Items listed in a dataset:
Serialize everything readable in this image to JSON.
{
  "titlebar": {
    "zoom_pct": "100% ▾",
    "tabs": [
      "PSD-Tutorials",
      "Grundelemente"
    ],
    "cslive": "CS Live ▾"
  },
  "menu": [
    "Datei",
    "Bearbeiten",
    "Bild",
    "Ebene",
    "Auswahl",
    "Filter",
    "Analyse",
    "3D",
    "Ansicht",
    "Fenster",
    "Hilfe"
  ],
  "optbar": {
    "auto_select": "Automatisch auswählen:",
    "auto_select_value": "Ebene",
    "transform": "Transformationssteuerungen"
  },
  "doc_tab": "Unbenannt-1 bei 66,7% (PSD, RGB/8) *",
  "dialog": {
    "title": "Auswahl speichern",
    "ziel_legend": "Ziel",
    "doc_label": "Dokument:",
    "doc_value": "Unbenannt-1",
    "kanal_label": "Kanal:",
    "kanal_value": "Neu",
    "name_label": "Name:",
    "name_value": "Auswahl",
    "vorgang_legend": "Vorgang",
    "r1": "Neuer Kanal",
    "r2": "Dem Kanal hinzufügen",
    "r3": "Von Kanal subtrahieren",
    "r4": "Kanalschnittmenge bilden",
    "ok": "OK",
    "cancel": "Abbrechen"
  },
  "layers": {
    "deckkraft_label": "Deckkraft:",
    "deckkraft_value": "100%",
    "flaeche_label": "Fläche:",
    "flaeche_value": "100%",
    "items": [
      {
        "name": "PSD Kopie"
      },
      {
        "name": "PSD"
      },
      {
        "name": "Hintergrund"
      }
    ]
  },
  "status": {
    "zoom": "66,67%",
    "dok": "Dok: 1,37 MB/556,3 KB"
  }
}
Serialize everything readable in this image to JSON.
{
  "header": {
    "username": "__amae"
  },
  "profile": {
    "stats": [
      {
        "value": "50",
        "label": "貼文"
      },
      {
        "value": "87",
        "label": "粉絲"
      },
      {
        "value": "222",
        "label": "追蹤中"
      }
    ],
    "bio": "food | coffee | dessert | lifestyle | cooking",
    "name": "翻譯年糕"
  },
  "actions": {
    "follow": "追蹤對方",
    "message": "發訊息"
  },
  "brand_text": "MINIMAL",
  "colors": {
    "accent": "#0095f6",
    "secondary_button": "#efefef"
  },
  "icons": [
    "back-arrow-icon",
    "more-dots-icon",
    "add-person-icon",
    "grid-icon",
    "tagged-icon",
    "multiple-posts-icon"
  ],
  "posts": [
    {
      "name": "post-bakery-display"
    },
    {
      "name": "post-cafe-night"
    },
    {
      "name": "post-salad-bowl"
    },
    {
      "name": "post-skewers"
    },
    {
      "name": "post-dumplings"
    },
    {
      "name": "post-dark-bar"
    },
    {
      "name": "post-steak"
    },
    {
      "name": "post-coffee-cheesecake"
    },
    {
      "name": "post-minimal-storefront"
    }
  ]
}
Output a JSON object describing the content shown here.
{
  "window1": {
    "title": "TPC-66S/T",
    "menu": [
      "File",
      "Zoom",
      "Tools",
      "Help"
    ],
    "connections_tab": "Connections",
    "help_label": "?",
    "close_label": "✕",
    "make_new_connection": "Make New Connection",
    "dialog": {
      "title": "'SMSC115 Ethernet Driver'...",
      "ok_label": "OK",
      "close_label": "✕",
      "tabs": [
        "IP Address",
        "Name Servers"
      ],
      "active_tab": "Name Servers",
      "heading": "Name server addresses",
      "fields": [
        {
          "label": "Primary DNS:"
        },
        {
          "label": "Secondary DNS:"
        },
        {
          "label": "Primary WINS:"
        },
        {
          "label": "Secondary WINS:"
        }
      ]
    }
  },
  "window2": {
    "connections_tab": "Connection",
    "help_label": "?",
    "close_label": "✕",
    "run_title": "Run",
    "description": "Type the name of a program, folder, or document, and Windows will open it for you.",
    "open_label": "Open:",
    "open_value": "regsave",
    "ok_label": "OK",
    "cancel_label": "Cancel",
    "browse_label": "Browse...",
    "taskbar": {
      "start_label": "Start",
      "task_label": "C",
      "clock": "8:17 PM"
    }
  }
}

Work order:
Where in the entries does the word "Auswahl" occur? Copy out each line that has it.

Exercise solution:
    "Auswahl",
    "title": "Auswahl speichern",
    "name_value": "Auswahl",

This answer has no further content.